We find it striking that so many people in the industry are willing to look beyond cyclical headwinds. As one real estate professional told us, "Well look back in 10 years, and the prices that seem astronomical today will seem like a bargain."

This years Emerging Trends also reconfirms two sometimes contradictory property market trends: Aspects of the industry are "normalizing" (reverting to pre-COVID patterns), while others appear to have permanently changed as the pandemic has altered how and where we use different types of properties. These patterns are playing out in how real estate professionals view prospects in the 80 markets we tracked. No matter the trends, we believe companies must be flexible and adapt quickly to market changes.


(a) Opportunities

As India awaits policy reforms to pick up speed, your Company firmly believes that the demand for Real Estate in a country like India should remain strong in the medium to long term. Your Companys well accepted brand, contemporary architecture, well designed projects in strategic locations, strong balance sheet and stable financial performance even in testing times make it a preferred choice for customers and shareholders. Your Company is ideally placed to further strengthen its development potential by acquiring new land parcels.

(b) Challenges

While the management of your Company is confident of creating and exploiting the opportunities, it also finds the following challenges:

• Unanticipated delays in project approvals;

• Availability of accomplished and trained labour force;

• Concerns due to ongoing pandemic situation;

• Increased cost of manpower;

• Rising cost of construction lead by increase in commodity prices;

• Growth in auxiliary infrastructure facilities; and

• Over regulated environment.


Our Companys business activities may be classified as follows:

Trading in real estate by way of acquiring interests in various real estate projects such as flats, land and commercial offices.


A substantial amount of our business activities are concentrated in certain areas of Mumbai suburbs such as Mira Road and Naigaon. We believe that we have good knowledge of the environment in these areas which assist us in identifying opportunities. Our Company believes that these areas are having tremendous growth potential since the said areas are still to be developed and are an attractive real estate market in terms of returns on investment and depth of demand for real estate developments.

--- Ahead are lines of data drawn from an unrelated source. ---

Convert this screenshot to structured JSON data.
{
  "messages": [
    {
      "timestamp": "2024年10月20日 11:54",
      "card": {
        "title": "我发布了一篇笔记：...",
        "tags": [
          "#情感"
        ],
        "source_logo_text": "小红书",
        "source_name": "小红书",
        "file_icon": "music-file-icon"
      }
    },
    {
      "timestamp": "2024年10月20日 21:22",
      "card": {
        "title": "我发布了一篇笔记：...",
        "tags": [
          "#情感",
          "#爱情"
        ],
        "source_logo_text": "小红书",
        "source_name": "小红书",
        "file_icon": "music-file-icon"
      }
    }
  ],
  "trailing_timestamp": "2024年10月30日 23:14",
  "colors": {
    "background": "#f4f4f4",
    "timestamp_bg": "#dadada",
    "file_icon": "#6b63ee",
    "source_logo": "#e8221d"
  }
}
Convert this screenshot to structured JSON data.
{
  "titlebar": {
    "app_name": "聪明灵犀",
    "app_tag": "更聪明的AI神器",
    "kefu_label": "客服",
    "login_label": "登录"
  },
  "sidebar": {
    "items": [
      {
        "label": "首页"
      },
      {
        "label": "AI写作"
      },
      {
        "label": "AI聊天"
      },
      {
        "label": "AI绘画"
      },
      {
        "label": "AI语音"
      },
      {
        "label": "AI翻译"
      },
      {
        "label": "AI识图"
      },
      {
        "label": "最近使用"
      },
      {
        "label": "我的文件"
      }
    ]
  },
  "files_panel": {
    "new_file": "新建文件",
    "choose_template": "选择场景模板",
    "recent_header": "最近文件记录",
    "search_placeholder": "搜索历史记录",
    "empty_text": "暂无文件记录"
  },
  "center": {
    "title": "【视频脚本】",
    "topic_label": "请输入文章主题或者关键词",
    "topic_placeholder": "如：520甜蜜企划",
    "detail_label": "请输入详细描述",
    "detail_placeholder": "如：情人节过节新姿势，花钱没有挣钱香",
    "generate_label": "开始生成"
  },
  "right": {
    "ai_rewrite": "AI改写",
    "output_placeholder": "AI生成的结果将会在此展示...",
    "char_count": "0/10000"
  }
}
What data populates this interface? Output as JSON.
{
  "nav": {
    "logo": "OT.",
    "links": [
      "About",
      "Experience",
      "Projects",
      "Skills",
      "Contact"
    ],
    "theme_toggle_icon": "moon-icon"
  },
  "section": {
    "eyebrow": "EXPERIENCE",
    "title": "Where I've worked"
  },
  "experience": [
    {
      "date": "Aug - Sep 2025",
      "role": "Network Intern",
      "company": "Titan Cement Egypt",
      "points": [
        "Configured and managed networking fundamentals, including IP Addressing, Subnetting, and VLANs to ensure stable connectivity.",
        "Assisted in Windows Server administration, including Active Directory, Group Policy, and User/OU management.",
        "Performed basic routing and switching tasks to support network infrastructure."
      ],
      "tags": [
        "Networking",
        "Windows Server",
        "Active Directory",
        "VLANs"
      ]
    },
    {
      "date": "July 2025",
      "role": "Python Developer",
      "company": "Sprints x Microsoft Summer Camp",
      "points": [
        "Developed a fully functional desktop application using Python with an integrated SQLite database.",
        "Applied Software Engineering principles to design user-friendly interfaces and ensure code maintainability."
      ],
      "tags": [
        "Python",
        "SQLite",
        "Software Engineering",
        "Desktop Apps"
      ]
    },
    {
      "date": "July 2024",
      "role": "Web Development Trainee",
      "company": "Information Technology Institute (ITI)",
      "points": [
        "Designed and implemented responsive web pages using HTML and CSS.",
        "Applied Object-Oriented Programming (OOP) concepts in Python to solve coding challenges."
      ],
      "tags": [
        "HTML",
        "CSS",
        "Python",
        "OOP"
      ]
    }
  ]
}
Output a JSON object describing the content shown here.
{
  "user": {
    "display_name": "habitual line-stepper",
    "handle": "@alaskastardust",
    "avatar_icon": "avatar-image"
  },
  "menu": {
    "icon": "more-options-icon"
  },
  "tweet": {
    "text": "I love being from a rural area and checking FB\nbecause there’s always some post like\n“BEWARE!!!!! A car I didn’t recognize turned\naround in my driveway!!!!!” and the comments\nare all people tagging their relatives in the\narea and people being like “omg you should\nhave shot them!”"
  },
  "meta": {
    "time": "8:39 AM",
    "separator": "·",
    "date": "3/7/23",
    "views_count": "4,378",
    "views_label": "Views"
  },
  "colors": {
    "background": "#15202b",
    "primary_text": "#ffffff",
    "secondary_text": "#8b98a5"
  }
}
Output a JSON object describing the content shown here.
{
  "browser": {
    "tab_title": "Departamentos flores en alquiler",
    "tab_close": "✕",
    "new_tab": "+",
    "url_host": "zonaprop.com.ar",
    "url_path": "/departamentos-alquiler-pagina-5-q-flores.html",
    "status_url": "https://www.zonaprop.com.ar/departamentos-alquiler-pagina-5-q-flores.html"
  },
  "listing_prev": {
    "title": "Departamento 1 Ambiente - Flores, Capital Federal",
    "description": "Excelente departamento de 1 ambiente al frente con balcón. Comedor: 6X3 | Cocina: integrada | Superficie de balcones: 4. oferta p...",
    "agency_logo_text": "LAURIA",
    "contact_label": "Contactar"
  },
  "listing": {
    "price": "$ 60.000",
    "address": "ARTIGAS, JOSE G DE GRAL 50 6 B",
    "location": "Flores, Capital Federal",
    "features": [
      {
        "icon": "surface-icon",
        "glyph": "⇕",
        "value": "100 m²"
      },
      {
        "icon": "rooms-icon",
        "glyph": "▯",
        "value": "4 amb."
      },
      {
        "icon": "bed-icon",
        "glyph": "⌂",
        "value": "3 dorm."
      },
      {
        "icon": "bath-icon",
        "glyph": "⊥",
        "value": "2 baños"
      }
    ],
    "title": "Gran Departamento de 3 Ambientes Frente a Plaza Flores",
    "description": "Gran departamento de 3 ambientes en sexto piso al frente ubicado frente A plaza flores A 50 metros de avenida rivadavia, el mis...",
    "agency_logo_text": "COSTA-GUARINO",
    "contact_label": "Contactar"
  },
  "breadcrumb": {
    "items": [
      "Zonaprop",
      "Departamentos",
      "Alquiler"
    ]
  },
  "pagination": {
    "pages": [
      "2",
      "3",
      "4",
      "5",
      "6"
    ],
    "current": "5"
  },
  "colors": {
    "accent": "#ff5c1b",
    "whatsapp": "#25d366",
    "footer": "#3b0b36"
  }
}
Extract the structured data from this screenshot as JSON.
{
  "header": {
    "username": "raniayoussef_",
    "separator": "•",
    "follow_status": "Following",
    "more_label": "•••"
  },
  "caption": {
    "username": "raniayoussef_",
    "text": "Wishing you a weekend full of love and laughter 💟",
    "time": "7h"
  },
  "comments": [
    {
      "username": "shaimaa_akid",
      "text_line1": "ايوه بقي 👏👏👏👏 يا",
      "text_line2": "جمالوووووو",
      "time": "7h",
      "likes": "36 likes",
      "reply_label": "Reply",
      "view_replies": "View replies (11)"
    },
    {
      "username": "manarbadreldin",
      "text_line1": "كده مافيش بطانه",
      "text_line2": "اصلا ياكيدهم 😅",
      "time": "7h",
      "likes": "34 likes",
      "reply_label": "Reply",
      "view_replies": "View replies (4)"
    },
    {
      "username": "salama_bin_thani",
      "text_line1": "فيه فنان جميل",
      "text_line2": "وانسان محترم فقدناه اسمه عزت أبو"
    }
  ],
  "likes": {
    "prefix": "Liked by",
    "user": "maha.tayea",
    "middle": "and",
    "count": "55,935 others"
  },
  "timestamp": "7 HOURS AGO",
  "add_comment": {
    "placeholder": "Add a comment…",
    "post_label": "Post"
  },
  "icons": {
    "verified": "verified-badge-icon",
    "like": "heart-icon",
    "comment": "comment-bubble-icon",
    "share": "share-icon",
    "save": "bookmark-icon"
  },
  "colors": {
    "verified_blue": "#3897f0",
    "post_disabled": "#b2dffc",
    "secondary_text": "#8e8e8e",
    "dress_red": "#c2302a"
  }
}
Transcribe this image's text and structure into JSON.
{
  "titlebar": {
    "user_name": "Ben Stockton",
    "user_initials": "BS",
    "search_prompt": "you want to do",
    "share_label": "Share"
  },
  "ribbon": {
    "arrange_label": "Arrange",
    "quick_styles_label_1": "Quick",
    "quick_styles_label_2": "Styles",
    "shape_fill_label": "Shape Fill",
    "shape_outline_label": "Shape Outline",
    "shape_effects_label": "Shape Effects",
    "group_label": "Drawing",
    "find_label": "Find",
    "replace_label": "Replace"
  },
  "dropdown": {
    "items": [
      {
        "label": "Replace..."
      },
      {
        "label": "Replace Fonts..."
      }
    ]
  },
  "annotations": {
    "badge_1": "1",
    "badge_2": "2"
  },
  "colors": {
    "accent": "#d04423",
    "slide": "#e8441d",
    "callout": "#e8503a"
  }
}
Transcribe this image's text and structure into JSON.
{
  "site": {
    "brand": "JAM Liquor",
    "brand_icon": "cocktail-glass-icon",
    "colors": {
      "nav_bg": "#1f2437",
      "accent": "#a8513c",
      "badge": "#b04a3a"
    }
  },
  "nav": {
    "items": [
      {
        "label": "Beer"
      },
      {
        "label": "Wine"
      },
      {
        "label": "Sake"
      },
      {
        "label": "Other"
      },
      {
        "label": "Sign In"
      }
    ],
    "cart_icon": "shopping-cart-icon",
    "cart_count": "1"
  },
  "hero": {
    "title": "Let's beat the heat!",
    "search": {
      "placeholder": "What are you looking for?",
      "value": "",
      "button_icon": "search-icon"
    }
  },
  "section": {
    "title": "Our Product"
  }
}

We intend to continue our focus in the real estate activities. We believe that the areas where we have focused our real estate activities are an attractive market in terms of return of investment and depth of demand for real estate developments.


Although, we have historically focused our business activities in Mumbai suburbs such as Mira Road and Naigaon. We are in process of establishing our presence in other areas of Mumbai suburbs.


We intend to explore opportunities to expand our operations by developing new verticals within our existing lines of business. Further expanding our offerings will help us to build on existing diversification of our business.

For and on behalf of the Board of Directors

Diggi Multitrade Limited
Sd/- Sd/-
Anilkumar Pannalal Patni Sangeeta Hariprasad Naidu
Date: 05.09.2023 Managing Director Director& CFO
Place: Mumbai DIN: 06597013 DIN: 0748443